Wednesday, October 19, 2011

Remembrances of My Late Mother

More than meriting title to being quiet and mum as a clam, my mother was truly a woman of very few words. She spoke little. Thus, I doubt I need spend time calculating the conversations we had had as adults. We had very few, and each one went like telegraphic exchanges between two frugal individuals.

In hindsight one can easily recall how those few incidents came about. And thus the task of retelling is that much easier. But they definitely created lasting impressions. How else to explain my very vivid recall.

In one visit and from out of the blue, she framed her conversation in one sentence. And it simply was a curt admonition to take care of my younger brother, and spoken in the vernacular. As was usual with me, it went in and was soon replaced with more urgent mundane matters. But during moments of lull, that statement would come back to occupy my wakefulness. Why the admonition and why me? The mind started racing looking for rationales and answers. As very young kids, all nine of us grew up in that old house along Del Mar and Victoria Sts. The house sat fully on exactly 100sq.m. of land, leaving nothing but the sidewalk to separate it from the two streets. And we counted on the kind graces and forbearance of two aunts who owned the two lots on the other two sides in allowing our little horde to use their free spaces for our purposes. One lot was initially vacant and the other occupied by a house of another aunt. The vacant lot was there to serve as our free space – for a while at least until a house was also built on it.

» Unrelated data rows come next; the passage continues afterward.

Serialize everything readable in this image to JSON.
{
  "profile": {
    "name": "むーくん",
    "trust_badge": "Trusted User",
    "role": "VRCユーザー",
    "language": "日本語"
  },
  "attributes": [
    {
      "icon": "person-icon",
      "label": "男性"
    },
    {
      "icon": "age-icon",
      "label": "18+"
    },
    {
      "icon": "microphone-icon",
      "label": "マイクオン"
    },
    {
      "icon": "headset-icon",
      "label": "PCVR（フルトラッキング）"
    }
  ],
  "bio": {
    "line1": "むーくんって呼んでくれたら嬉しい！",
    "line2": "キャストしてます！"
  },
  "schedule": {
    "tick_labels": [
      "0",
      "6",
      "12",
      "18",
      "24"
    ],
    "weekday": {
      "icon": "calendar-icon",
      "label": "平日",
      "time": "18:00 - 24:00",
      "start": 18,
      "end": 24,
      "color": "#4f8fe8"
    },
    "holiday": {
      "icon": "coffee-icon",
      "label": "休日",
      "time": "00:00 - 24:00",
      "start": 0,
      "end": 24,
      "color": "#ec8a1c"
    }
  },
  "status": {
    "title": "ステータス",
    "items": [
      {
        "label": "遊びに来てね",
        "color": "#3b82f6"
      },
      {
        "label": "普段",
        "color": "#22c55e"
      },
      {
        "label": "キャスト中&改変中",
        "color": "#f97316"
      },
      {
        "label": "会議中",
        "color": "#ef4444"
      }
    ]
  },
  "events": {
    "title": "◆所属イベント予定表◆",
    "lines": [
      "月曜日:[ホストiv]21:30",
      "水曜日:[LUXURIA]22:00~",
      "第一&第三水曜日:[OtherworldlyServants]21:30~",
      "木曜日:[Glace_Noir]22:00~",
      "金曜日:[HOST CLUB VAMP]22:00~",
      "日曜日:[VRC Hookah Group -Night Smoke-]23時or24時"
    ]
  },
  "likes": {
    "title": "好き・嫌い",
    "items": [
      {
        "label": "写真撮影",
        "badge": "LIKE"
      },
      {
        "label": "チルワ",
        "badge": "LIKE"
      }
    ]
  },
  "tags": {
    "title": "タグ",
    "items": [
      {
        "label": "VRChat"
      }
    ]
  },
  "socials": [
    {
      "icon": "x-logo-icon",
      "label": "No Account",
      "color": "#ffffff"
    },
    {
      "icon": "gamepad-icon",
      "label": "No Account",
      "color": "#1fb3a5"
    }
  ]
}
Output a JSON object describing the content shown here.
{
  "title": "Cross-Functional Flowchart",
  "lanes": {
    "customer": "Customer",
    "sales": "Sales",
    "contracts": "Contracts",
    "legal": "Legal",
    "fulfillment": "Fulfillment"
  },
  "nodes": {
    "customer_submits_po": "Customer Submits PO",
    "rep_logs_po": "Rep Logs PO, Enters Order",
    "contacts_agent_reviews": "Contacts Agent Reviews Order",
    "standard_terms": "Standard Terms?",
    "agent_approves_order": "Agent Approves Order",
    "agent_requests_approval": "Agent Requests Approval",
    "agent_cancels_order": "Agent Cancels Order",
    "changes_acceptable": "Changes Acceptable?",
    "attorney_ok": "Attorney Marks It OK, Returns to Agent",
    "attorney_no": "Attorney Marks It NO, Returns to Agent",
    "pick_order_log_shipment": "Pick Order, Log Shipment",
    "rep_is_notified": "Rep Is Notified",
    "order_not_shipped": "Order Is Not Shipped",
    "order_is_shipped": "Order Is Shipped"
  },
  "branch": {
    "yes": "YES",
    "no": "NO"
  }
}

Nine precocious kids grew up in those cramped and eternally-shuttered quarters in the middle of a busy poblacion, two blocks away from the town plaza. As a small kid my younger brother had assigned quarters in one bedroom on the ground floor which space used to serve as my father’s law office. This he shared with another younger sister. And from all indications that served as some kind of sick bay since the two siblings took cadenced turns being treated with all sorts of ailments – wheezing coughs, fevers, urticaria or hives, bad colds, etc. So many nights one heard the unmistakable sounds of the ailments as one passed through that section of the house, with my mother serving as relentless and indefatigable Florence Nightingale to the siblings in distress. And this went on till early adolescent years.

That younger brother was the first to go a couple of years ago among the nine siblings. Was my mother gifted as prescient or armed with clairvoyant tendencies to qualify her to make such dire predictions? I doubt that. It most probably stemmed from maternal instincts honed from many years and countless instances of service to enable her to make prudent observation and judgment on the physical make-up of her sizable brood. After all, she exhibited the same personal dedication and selfless passion in taking care of all nine of us.

Years later after having married and living away from her, another short telegraphic dialogue transpired. She had received a letter from two distinguished Jesuits, very well respected locally, Frs. A. Cuna and J. Fuentes, regarding a Cursillo course participated in by her youngest offspring. She was being asked to write a confidential letter to be delivered to the above Jesuits. Imagine that!

What does she do? She calls for me and almost demandingly asked for me to write that letter. Why me? The year was 1972 and I was deep into raising my growing family and coping with the burdens of working in a busy bank. So naturally, I balked. No words from her followed, except that I was left holding the letter from the priests.

Without further instructions, and without any ideas suggested on what that letter would contain, I knew that she had expected to receive that letter before it was due. Rummaging through old files, I chanced upon these two letters stapled together. Suggesting without a doubt that the letter required of her was written and submitted on time, and penned by me.

Was she so sure that the ideas that I would put on paper would be the same ideas she had in mind and held in deep trust? I do not recall having to retype anything regarding this letter.

Maybe it was like this. How could revisions be necessary since I was simply being used by her as her instrument?

Thus, more like that most perfect model of a mother who said to the wine stewards at Cana: Just do what he tells you!